#### Description of the task
Read the data, and whenever a line holds the word "خدمت", report that line.

(Dataset entries)
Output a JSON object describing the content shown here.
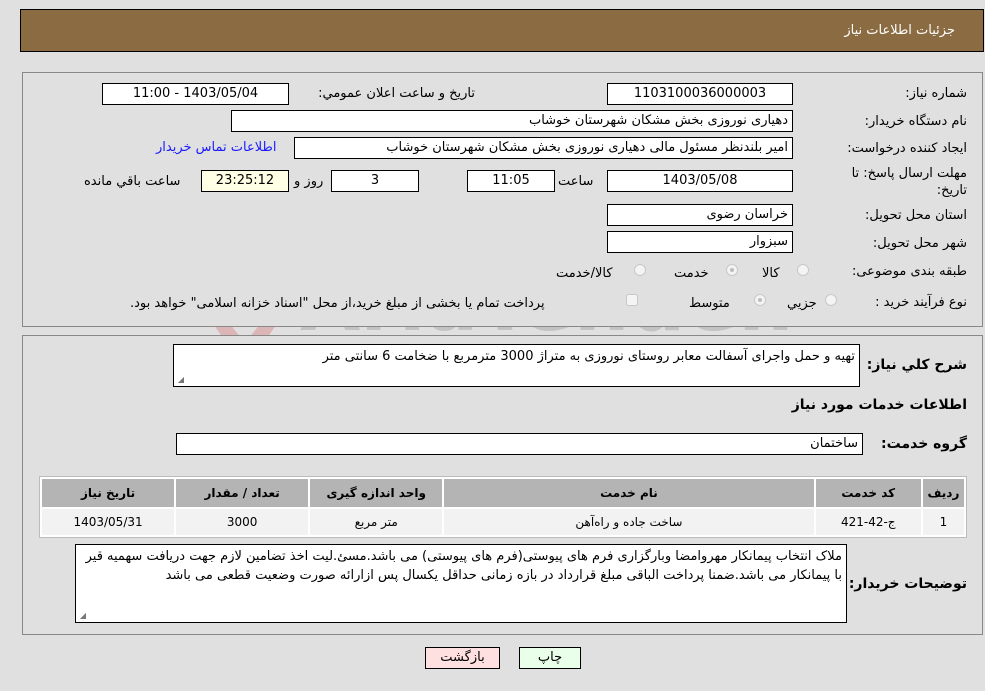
{
  "header": {
    "title": "جزئیات اطلاعات نیاز"
  },
  "form": {
    "need_number": {
      "label": "شماره نیاز:",
      "value": "1103100036000003"
    },
    "announce_datetime": {
      "label": "تاریخ و ساعت اعلان عمومي:",
      "value": "1403/05/04 - 11:00"
    },
    "buyer_org": {
      "label": "نام دستگاه خریدار:",
      "value": "دهیاری نوروزی بخش مشکان شهرستان خوشاب"
    },
    "requester": {
      "label": "ایجاد کننده درخواست:",
      "value": "امیر بلندنظر مسئول مالی دهیاری نوروزی بخش مشکان شهرستان خوشاب"
    },
    "buyer_contact_link": "اطلاعات تماس خریدار",
    "deadline": {
      "label": "مهلت ارسال پاسخ: تا تاریخ:",
      "date": "1403/05/08",
      "time_label": "ساعت",
      "time": "11:05",
      "days": "3",
      "days_label": "روز و",
      "remaining": "23:25:12",
      "remaining_label": "ساعت باقي مانده"
    },
    "province": {
      "label": "استان محل تحویل:",
      "value": "خراسان رضوی"
    },
    "city": {
      "label": "شهر محل تحویل:",
      "value": "سبزوار"
    },
    "category": {
      "label": "طبقه بندی موضوعی:",
      "options": [
        "کالا",
        "خدمت",
        "کالا/خدمت"
      ],
      "selected": "خدمت"
    },
    "purchase_type": {
      "label": "نوع فرآیند خرید :",
      "options": [
        "جزيي",
        "متوسط"
      ],
      "selected": "متوسط",
      "treasury_note": "پرداخت تمام یا بخشی از مبلغ خرید،از محل \"اسناد خزانه اسلامی\" خواهد بود."
    }
  },
  "summary": {
    "label": "شرح کلي نياز:",
    "value": "تهیه و حمل واجرای آسفالت معابر روستای نوروزی به متراژ 3000 مترمربع با ضخامت 6 سانتی متر"
  },
  "services_section": {
    "title": "اطلاعات خدمات مورد نیاز",
    "group_label": "گروه خدمت:",
    "group_value": "ساختمان",
    "table": {
      "headers": [
        "ردیف",
        "کد خدمت",
        "نام خدمت",
        "واحد اندازه گیری",
        "تعداد / مقدار",
        "تاریخ نیاز"
      ],
      "rows": [
        [
          "1",
          "ج-42-421",
          "ساخت جاده و راه‌آهن",
          "متر مربع",
          "3000",
          "1403/05/31"
        ]
      ]
    }
  },
  "buyer_notes": {
    "label": "توضیحات خریدار:",
    "value": "ملاک انتخاب پیمانکار مهروامضا وبارگزاری فرم های پیوستی(فرم های پیوستی) می باشد.مسئ.لیت اخذ تضامین لازم جهت دریافت سهمیه قیر با پیمانکار می باشد.ضمنا پرداخت الباقی مبلغ قرارداد در بازه زمانی حداقل یکسال پس ازارائه صورت وضعیت قطعی می باشد"
  },
  "buttons": {
    "print": "چاپ",
    "back": "بازگشت"
  },
  "watermark": {
    "text": "AriaTender.neT"
  }
}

#### Task answer
        "خدمت",
        "کالا/خدمت"
      "selected": "خدمت"
    "group_label": "گروه خدمت:",
        "کد خدمت",
        "نام خدمت",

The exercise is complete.